Information Start Marker

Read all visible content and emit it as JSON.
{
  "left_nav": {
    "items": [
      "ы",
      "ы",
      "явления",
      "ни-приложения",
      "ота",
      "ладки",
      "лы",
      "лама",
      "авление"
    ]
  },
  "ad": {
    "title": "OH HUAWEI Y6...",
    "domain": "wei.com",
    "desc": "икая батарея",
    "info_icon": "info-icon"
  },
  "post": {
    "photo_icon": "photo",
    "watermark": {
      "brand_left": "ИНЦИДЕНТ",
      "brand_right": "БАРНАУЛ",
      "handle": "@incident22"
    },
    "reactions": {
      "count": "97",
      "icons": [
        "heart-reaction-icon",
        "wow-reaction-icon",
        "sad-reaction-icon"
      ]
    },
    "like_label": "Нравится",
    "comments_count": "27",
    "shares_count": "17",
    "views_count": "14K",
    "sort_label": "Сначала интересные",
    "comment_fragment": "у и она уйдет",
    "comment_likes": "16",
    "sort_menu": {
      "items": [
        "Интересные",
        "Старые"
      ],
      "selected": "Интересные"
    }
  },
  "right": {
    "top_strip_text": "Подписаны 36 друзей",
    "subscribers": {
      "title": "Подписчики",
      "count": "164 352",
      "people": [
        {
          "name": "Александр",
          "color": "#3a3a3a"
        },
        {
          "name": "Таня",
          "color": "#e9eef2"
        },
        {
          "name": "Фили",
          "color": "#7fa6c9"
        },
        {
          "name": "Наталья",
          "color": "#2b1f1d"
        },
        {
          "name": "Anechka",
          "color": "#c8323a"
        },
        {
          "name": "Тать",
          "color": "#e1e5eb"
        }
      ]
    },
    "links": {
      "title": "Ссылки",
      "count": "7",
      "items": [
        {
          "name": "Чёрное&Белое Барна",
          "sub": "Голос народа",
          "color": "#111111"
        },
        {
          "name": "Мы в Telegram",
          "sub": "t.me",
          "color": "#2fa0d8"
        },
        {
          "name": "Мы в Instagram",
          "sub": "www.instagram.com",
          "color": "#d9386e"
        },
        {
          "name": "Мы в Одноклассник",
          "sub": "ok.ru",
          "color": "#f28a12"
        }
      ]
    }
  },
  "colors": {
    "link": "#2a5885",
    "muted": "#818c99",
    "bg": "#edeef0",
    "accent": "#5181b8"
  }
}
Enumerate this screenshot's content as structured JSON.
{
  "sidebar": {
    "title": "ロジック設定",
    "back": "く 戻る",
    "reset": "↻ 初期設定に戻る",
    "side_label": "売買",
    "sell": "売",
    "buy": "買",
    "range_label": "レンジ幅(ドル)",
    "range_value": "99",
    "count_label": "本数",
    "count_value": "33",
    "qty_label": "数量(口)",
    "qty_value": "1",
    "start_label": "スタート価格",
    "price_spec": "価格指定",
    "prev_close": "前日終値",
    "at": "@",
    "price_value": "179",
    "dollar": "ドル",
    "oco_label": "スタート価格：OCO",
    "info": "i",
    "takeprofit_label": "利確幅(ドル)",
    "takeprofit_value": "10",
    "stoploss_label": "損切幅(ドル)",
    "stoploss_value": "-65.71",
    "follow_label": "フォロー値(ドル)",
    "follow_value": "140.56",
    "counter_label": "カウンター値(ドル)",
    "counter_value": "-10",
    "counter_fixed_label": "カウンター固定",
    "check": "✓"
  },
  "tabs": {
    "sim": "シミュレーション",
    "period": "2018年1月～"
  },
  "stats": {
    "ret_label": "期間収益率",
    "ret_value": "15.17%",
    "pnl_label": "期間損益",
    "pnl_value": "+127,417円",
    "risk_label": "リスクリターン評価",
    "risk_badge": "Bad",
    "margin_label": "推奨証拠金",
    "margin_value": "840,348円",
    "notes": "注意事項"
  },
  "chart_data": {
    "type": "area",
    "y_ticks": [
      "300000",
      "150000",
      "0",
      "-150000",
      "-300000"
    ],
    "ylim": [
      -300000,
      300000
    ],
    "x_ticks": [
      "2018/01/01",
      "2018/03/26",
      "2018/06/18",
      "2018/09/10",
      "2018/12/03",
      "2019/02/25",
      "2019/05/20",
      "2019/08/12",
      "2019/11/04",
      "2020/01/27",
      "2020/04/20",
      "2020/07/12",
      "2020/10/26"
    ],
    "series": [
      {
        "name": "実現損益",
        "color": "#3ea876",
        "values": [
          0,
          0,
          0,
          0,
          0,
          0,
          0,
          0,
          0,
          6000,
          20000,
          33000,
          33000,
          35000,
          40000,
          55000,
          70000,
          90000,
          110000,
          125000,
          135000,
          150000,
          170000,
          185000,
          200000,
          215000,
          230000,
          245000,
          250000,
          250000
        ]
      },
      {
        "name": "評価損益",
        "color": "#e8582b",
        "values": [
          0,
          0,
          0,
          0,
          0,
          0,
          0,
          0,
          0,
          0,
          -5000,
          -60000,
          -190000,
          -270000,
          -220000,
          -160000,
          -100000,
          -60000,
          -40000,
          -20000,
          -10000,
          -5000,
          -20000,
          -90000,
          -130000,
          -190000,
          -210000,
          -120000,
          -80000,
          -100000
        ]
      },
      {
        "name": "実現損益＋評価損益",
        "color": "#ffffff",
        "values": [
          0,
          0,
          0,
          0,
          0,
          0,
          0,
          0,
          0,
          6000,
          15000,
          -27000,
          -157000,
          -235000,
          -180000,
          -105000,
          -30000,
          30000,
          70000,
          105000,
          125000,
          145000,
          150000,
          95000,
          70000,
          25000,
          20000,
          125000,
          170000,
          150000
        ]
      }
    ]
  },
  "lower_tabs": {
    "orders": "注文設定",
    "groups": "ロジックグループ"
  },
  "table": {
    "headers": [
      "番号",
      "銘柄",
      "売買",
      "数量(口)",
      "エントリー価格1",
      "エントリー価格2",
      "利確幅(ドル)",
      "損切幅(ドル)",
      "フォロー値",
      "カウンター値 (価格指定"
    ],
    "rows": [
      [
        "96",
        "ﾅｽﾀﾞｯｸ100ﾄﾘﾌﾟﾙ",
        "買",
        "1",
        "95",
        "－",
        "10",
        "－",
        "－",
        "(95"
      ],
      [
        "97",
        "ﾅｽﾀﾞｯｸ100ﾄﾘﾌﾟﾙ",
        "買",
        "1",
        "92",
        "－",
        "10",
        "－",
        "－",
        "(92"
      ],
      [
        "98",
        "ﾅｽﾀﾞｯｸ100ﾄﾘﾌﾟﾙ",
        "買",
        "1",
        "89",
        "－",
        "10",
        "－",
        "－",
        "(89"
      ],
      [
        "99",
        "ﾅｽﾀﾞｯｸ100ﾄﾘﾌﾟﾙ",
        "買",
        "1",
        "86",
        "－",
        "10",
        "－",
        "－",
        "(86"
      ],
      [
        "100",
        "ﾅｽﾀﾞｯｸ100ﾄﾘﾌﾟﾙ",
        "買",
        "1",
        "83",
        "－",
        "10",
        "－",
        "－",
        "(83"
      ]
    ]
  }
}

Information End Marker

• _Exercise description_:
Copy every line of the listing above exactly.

• _Written reply_:
Read all visible content and emit it as JSON.
{
  "left_nav": {
    "items": [
      "ы",
      "ы",
      "явления",
      "ни-приложения",
      "ота",
      "ладки",
      "лы",
      "лама",
      "авление"
    ]
  },
  "ad": {
    "title": "OH HUAWEI Y6...",
    "domain": "wei.com",
    "desc": "икая батарея",
    "info_icon": "info-icon"
  },
  "post": {
    "photo_icon": "photo",
    "watermark": {
      "brand_left": "ИНЦИДЕНТ",
      "brand_right": "БАРНАУЛ",
      "handle": "@incident22"
    },
    "reactions": {
      "count": "97",
      "icons": [
        "heart-reaction-icon",
        "wow-reaction-icon",
        "sad-reaction-icon"
      ]
    },
    "like_label": "Нравится",
    "comments_count": "27",
    "shares_count": "17",
    "views_count": "14K",
    "sort_label": "Сначала интересные",
    "comment_fragment": "у и она уйдет",
    "comment_likes": "16",
    "sort_menu": {
      "items": [
        "Интересные",
        "Старые"
      ],
      "selected": "Интересные"
    }
  },
  "right": {
    "top_strip_text": "Подписаны 36 друзей",
    "subscribers": {
      "title": "Подписчики",
      "count": "164 352",
      "people": [
        {
          "name": "Александр",
          "color": "#3a3a3a"
        },
        {
          "name": "Таня",
          "color": "#e9eef2"
        },
        {
          "name": "Фили",
          "color": "#7fa6c9"
        },
        {
          "name": "Наталья",
          "color": "#2b1f1d"
        },
        {
          "name": "Anechka",
          "color": "#c8323a"
        },
        {
          "name": "Тать",
          "color": "#e1e5eb"
        }
      ]
    },
    "links": {
      "title": "Ссылки",
      "count": "7",
      "items": [
        {
          "name": "Чёрное&Белое Барна",
          "sub": "Голос народа",
          "color": "#111111"
        },
        {
          "name": "Мы в Telegram",
          "sub": "t.me",
          "color": "#2fa0d8"
        },
        {
          "name": "Мы в Instagram",
          "sub": "www.instagram.com",
          "color": "#d9386e"
        },
        {
          "name": "Мы в Одноклассник",
          "sub": "ok.ru",
          "color": "#f28a12"
        }
      ]
    }
  },
  "colors": {
    "link": "#2a5885",
    "muted": "#818c99",
    "bg": "#edeef0",
    "accent": "#5181b8"
  }
}
Enumerate this screenshot's content as structured JSON.
{
  "sidebar": {
    "title": "ロジック設定",
    "back": "く 戻る",
    "reset": "↻ 初期設定に戻る",
    "side_label": "売買",
    "sell": "売",
    "buy": "買",
    "range_label": "レンジ幅(ドル)",
    "range_value": "99",
    "count_label": "本数",
    "count_value": "33",
    "qty_label": "数量(口)",
    "qty_value": "1",
    "start_label": "スタート価格",
    "price_spec": "価格指定",
    "prev_close": "前日終値",
    "at": "@",
    "price_value": "179",
    "dollar": "ドル",
    "oco_label": "スタート価格：OCO",
    "info": "i",
    "takeprofit_label": "利確幅(ドル)",
    "takeprofit_value": "10",
    "stoploss_label": "損切幅(ドル)",
    "stoploss_value": "-65.71",
    "follow_label": "フォロー値(ドル)",
    "follow_value": "140.56",
    "counter_label": "カウンター値(ドル)",
    "counter_value": "-10",
    "counter_fixed_label": "カウンター固定",
    "check": "✓"
  },
  "tabs": {
    "sim": "シミュレーション",
    "period": "2018年1月～"
  },
  "stats": {
    "ret_label": "期間収益率",
    "ret_value": "15.17%",
    "pnl_label": "期間損益",
    "pnl_value": "+127,417円",
    "risk_label": "リスクリターン評価",
    "risk_badge": "Bad",
    "margin_label": "推奨証拠金",
    "margin_value": "840,348円",
    "notes": "注意事項"
  },
  "chart_data": {
    "type": "area",
    "y_ticks": [
      "300000",
      "150000",
      "0",
      "-150000",
      "-300000"
    ],
    "ylim": [
      -300000,
      300000
    ],
    "x_ticks": [
      "2018/01/01",
      "2018/03/26",
      "2018/06/18",
      "2018/09/10",
      "2018/12/03",
      "2019/02/25",
      "2019/05/20",
      "2019/08/12",
      "2019/11/04",
      "2020/01/27",
      "2020/04/20",
      "2020/07/12",
      "2020/10/26"
    ],
    "series": [
      {
        "name": "実現損益",
        "color": "#3ea876",
        "values": [
          0,
          0,
          0,
          0,
          0,
          0,
          0,
          0,
          0,
          6000,
          20000,
          33000,
          33000,
          35000,
          40000,
          55000,
          70000,
          90000,
          110000,
          125000,
          135000,
          150000,
          170000,
          185000,
          200000,
          215000,
          230000,
          245000,
          250000,
          250000
        ]
      },
      {
        "name": "評価損益",
        "color": "#e8582b",
        "values": [
          0,
          0,
          0,
          0,
          0,
          0,
          0,
          0,
          0,
          0,
          -5000,
          -60000,
          -190000,
          -270000,
          -220000,
          -160000,
          -100000,
          -60000,
          -40000,
          -20000,
          -10000,
          -5000,
          -20000,
          -90000,
          -130000,
          -190000,
          -210000,
          -120000,
          -80000,
          -100000
        ]
      },
      {
        "name": "実現損益＋評価損益",
        "color": "#ffffff",
        "values": [
          0,
          0,
          0,
          0,
          0,
          0,
          0,
          0,
          0,
          6000,
          15000,
          -27000,
          -157000,
          -235000,
          -180000,
          -105000,
          -30000,
          30000,
          70000,
          105000,
          125000,
          145000,
          150000,
          95000,
          70000,
          25000,
          20000,
          125000,
          170000,
          150000
        ]
      }
    ]
  },
  "lower_tabs": {
    "orders": "注文設定",
    "groups": "ロジックグループ"
  },
  "table": {
    "headers": [
      "番号",
      "銘柄",
      "売買",
      "数量(口)",
      "エントリー価格1",
      "エントリー価格2",
      "利確幅(ドル)",
      "損切幅(ドル)",
      "フォロー値",
      "カウンター値 (価格指定"
    ],
    "rows": [
      [
        "96",
        "ﾅｽﾀﾞｯｸ100ﾄﾘﾌﾟﾙ",
        "買",
        "1",
        "95",
        "－",
        "10",
        "－",
        "－",
        "(95"
      ],
      [
        "97",
        "ﾅｽﾀﾞｯｸ100ﾄﾘﾌﾟﾙ",
        "買",
        "1",
        "92",
        "－",
        "10",
        "－",
        "－",
        "(92"
      ],
      [
        "98",
        "ﾅｽﾀﾞｯｸ100ﾄﾘﾌﾟﾙ",
        "買",
        "1",
        "89",
        "－",
        "10",
        "－",
        "－",
        "(89"
      ],
      [
        "99",
        "ﾅｽﾀﾞｯｸ100ﾄﾘﾌﾟﾙ",
        "買",
        "1",
        "86",
        "－",
        "10",
        "－",
        "－",
        "(86"
      ],
      [
        "100",
        "ﾅｽﾀﾞｯｸ100ﾄﾘﾌﾟﾙ",
        "買",
        "1",
        "83",
        "－",
        "10",
        "－",
        "－",
        "(83"
      ]
    ]
  }
}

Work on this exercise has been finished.